Greece has two options: abide by the wishes of the creditors (the austerity credo), which will reduce it to a rump state economically on par with Romania or Bulgaria; or abandon the program altogether, which would lead to an even greater shock.
German paper Der Spiegel is steadfast in its glumness. “It’s clear that there is no alternative to austerity.” The Greeks may find, however, that there is no alternative but to leave the eurozone.
A slow death
There is little need to speculate too much about where things will go with such notions as the fiscal pact Merkel has endorsed, or the technocratic gospel that holds sway over budgets.
The Germans are not going to be budging on the issue, and Hollande, while he may well prove to be a difficult customer, will probably reach a middle ground with Berlin.

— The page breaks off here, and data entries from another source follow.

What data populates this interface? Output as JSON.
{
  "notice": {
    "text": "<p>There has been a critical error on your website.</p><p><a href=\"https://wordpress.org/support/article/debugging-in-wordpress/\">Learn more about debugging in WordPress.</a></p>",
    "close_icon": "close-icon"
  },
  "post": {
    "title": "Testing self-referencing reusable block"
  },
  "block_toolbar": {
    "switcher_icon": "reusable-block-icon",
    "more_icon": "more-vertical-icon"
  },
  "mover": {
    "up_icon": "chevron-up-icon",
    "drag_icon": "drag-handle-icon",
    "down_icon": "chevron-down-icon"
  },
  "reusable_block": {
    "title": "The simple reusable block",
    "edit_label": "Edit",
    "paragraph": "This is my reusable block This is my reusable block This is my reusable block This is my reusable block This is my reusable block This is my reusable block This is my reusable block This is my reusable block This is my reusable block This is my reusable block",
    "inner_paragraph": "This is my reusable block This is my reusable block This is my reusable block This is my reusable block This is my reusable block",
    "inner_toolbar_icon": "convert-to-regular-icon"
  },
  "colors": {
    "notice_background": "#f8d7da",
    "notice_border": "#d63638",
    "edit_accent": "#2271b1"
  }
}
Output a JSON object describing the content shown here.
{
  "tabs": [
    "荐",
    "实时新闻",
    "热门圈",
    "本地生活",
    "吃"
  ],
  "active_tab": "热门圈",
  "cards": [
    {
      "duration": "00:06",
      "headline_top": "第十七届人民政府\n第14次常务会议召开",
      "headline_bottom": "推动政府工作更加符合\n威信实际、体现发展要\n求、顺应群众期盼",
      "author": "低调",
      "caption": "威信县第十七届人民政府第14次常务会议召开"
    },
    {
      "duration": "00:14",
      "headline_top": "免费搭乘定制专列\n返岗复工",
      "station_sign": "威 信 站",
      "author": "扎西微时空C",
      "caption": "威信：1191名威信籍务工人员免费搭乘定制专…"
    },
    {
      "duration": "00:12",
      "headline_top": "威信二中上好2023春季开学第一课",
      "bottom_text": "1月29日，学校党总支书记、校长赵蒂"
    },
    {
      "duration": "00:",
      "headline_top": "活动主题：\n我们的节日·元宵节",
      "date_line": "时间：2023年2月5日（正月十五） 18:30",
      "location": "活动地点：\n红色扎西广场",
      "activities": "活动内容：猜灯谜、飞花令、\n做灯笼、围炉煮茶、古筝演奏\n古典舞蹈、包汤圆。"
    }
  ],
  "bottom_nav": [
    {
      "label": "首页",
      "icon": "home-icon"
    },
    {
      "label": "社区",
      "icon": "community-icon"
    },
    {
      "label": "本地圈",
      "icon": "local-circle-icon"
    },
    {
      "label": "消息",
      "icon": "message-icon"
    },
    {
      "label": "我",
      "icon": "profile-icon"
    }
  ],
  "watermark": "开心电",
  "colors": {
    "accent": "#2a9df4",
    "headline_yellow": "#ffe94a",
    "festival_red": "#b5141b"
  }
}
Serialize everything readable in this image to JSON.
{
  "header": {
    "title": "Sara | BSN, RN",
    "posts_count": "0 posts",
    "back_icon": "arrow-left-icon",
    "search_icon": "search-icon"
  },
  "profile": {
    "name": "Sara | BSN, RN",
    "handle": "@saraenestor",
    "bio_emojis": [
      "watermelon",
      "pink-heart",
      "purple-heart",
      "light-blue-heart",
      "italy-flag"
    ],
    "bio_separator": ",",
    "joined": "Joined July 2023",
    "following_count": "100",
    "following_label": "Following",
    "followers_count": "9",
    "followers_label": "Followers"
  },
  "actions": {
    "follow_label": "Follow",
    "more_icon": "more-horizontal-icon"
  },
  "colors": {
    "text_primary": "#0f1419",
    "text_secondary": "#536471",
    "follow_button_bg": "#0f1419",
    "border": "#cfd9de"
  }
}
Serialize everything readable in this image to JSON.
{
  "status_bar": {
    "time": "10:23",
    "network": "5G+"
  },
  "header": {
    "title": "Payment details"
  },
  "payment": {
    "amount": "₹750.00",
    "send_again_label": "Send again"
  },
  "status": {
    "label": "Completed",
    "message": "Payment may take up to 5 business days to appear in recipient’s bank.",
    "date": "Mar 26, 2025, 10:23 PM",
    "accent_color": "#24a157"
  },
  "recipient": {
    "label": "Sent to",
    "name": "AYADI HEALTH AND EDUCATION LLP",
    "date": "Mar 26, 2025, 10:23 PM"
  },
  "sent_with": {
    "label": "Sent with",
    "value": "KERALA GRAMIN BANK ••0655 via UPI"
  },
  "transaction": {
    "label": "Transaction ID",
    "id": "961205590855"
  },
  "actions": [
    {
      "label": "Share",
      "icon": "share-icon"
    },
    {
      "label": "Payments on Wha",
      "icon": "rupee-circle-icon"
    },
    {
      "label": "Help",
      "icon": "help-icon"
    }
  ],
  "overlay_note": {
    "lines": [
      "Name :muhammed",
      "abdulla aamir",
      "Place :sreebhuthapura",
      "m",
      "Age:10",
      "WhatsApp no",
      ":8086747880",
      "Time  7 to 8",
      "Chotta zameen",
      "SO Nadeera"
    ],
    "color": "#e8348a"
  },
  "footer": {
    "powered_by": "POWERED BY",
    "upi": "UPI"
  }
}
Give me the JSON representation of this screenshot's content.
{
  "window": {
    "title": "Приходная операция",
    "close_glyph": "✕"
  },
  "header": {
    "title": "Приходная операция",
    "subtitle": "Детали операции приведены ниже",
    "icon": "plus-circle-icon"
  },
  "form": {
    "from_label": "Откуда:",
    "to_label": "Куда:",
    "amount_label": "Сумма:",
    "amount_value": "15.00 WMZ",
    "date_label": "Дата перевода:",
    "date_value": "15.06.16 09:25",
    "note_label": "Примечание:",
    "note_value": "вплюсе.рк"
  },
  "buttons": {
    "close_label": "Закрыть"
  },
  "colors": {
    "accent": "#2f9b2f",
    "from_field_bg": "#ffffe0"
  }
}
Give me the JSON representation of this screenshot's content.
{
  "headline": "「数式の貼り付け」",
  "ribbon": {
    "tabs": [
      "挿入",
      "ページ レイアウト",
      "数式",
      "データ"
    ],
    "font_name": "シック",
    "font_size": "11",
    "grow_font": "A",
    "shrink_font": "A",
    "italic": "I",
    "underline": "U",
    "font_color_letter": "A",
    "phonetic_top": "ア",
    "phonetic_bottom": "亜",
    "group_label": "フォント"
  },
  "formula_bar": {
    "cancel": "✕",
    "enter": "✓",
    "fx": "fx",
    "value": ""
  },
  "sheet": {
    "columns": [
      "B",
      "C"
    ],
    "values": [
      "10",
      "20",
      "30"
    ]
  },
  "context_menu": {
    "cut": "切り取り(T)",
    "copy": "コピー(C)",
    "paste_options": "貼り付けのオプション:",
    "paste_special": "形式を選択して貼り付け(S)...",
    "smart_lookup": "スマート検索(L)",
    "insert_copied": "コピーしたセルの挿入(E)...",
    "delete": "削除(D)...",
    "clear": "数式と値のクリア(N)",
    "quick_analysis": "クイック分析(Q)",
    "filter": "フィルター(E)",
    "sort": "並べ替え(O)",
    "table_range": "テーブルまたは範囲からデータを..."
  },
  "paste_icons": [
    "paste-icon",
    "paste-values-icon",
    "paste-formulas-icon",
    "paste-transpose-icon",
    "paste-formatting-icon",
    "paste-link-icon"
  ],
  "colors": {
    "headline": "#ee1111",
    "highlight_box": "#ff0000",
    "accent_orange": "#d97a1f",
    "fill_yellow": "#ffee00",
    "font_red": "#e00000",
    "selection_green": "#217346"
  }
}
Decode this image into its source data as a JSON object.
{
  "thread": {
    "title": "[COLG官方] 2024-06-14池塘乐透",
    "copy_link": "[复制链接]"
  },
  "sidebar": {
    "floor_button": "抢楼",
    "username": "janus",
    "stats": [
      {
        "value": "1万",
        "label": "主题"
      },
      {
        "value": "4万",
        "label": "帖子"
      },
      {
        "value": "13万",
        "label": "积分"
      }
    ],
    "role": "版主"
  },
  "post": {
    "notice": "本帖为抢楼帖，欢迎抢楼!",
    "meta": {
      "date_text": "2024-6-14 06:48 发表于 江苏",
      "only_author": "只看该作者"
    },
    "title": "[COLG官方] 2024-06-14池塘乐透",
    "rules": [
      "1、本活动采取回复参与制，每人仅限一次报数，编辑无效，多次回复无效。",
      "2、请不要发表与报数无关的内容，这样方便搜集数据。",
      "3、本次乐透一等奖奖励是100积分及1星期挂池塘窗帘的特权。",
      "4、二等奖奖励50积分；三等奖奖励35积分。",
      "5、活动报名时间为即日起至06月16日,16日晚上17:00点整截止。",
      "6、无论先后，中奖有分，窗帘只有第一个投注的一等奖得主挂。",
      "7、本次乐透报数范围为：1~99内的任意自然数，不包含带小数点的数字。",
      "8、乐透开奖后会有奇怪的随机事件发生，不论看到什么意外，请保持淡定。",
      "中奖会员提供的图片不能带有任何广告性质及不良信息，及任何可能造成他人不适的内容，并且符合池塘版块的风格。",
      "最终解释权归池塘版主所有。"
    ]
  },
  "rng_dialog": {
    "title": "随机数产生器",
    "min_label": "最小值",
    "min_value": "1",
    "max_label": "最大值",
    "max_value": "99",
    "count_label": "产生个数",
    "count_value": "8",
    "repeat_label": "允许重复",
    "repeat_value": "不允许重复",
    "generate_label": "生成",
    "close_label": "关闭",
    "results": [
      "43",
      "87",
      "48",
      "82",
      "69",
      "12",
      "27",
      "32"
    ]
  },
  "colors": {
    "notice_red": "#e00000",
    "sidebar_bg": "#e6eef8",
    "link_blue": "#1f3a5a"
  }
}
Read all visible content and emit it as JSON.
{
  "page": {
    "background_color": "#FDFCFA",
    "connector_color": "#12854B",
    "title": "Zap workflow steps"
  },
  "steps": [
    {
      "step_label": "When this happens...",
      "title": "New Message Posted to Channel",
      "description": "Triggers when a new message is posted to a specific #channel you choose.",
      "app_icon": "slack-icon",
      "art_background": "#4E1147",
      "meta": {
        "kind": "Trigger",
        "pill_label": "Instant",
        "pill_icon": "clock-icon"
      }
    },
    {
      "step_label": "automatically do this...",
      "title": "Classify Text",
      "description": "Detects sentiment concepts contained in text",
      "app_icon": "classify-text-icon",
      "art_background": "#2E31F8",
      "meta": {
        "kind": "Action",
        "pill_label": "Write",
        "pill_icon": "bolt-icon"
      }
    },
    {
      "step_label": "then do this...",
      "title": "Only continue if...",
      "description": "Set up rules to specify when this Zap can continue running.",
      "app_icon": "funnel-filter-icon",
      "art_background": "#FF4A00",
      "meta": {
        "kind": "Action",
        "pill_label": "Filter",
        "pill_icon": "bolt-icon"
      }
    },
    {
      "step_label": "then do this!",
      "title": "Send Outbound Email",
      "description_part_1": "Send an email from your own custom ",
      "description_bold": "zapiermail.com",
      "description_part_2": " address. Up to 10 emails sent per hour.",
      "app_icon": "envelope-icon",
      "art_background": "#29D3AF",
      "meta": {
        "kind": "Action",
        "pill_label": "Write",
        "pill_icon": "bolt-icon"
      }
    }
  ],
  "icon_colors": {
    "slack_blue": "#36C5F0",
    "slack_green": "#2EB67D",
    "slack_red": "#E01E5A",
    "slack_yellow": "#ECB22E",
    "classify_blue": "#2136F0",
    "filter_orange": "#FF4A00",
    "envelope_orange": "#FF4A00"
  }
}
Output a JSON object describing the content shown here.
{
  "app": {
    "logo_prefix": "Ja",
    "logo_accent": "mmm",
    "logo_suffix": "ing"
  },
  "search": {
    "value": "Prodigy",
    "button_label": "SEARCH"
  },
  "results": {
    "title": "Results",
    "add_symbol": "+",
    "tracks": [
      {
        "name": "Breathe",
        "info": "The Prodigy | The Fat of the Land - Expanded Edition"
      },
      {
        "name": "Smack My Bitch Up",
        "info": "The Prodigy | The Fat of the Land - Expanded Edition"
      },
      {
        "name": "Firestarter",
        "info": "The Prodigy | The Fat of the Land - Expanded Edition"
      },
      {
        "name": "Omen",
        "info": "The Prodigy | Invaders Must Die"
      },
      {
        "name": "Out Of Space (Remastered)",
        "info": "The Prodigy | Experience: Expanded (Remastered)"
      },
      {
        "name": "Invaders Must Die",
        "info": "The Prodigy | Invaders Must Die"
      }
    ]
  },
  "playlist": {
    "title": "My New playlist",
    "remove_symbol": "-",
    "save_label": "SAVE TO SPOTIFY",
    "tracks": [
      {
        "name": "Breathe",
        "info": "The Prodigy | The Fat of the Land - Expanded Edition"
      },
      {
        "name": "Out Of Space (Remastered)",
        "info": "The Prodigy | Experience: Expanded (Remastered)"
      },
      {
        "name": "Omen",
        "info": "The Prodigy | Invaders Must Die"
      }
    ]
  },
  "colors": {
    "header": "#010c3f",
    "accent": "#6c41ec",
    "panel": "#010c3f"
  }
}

The Franco-German approach to debt reduction will not alter dramatically – neither side wants to lose face.
This will bode ill for Europe generally. A tight pocket is not necessarily the most feasible one and constrained spending has shown itself to be disastrous when projects to stimulate growth are desperately needed. The institutional arrangements for the euro, for one, were not sound to begin with, and its fracturing has been unsurprising. Cost cutting something that is shrinking has suicide written all over it, but it is a suicide that European governments have been propelled towards for some time now.
The electoral reality shows that austerity has been willed a slow death, but so have the victors who have profited from voter dissatisfaction. They are only bound to disappoint.
As the Nobel Prize-winner Joseph Stiglitz notes: “Politics is at the root of the problem.”